It rained very heavily the night we reached there. The sky thundered and roared as I sat and watched in awe. It was the first rainfall of the season. Due to this, there weren't many butterflies around. Nevertheless, I did find a Common Silverline (Spindasis vulcanus) and clicked it against the mountains in the background!

The graceful, elegant and high-flying Sahyadri Red Helen surprisingly came down to eye level to drink nectar from the Periwinkles.

I saw a beautiful Indian Krait disappear into the thickets for a good ten seconds while I was walking my way across a path inside a plantation. The scary thing about the plantations in Coorg - the watchdogs! I was freaked out to my bones when one of them showed me the most snarly face ever. It was as if to say "Get the hell out of this plantation or I will chew your face off!" Luckily, someone who worked at the plantation was there to hold him down and allow me to walk about without being eaten up. It was in one of these plantations that I saw a bird that I had always dreamt of. At first, I thought it was an Indian Horned Owl. But then, there were no "horns". They were small ear tufts instead. It took me a while to realize that the bird I was staring at through my fog-covered binoculars was none other than a Brown Fish Owl. It sat there motionlessly, as if it were divine. I stared on till my hunger outweighed my desire to keep staring (That took a lot of time!). It was hard to bid goodbye to the beautiful creature. 

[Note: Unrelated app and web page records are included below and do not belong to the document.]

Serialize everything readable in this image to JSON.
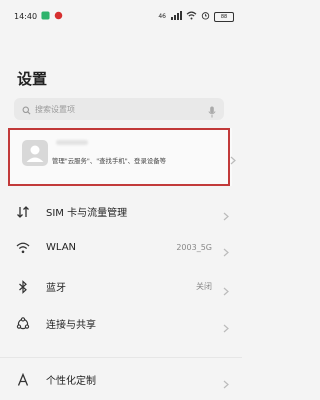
{
  "status_bar": {
    "time": "14:40",
    "network": "46",
    "battery": "88"
  },
  "page": {
    "title": "设置"
  },
  "search": {
    "placeholder": "搜索设置项"
  },
  "account": {
    "subtitle": "管理\"云服务\"、\"查找手机\"、登录设备等"
  },
  "settings": [
    {
      "label": "SIM 卡与流量管理",
      "value": "",
      "icon": "sim-traffic-icon"
    },
    {
      "label": "WLAN",
      "value": "2003_5G",
      "icon": "wifi-icon"
    },
    {
      "label": "蓝牙",
      "value": "关闭",
      "icon": "bluetooth-icon"
    },
    {
      "label": "连接与共享",
      "value": "",
      "icon": "connection-share-icon"
    },
    {
      "label": "个性化定制",
      "value": "",
      "icon": "personalization-icon"
    }
  ]
}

The next day, we drove upwards to Brahmagiri peak. Delightful landscapes enthralled me to no ends!

It was absolutely foggy. The visibility on the top was reduced to about 50-60 feet due to the previous night's rains.

Here, at a height of about 6000ft above sea level, I came across a courting pair of  Painted Lady butterflies. (Vanessa cardui) They would hardly sit down, but I managed to click one shot before my luck ran out.

The next day, we set off to the nearby Abbey falls. It was here that I saw a very interesting bird which seemed to fly in a particular orbit. I could not identify this without getting back to base and checking the field guides. It was a Crested Goshhawk (Accipiter trivirgatus). 

The way down Brahmagiri was spent driving down in the rain. I spotted a few Malabar Pied Hornbills, and heard the call of Junglefowls.

On the way back to Bangalore, we made a stop at this Tibetean settlement at Kushalnagar. The Golden Buddhist Temple is a very beautiful place with a massive Buddha statue!

After all this, it was difficult to accept that it was time to return to Bangalore. But yet, we drove back. The hailstones and the heavy rain made the journey very pleasant! The rain faded away as we reached Bangalore, and then, we braced ourselves to get entangled in the boring routine ahead. :)


  1. Lovely !! Thanks for sharing.

  2. Beautiful blog post about the divine mountains of our western ghats. The pictures have been well supported by the lovely writing. The sketch is also beautiful.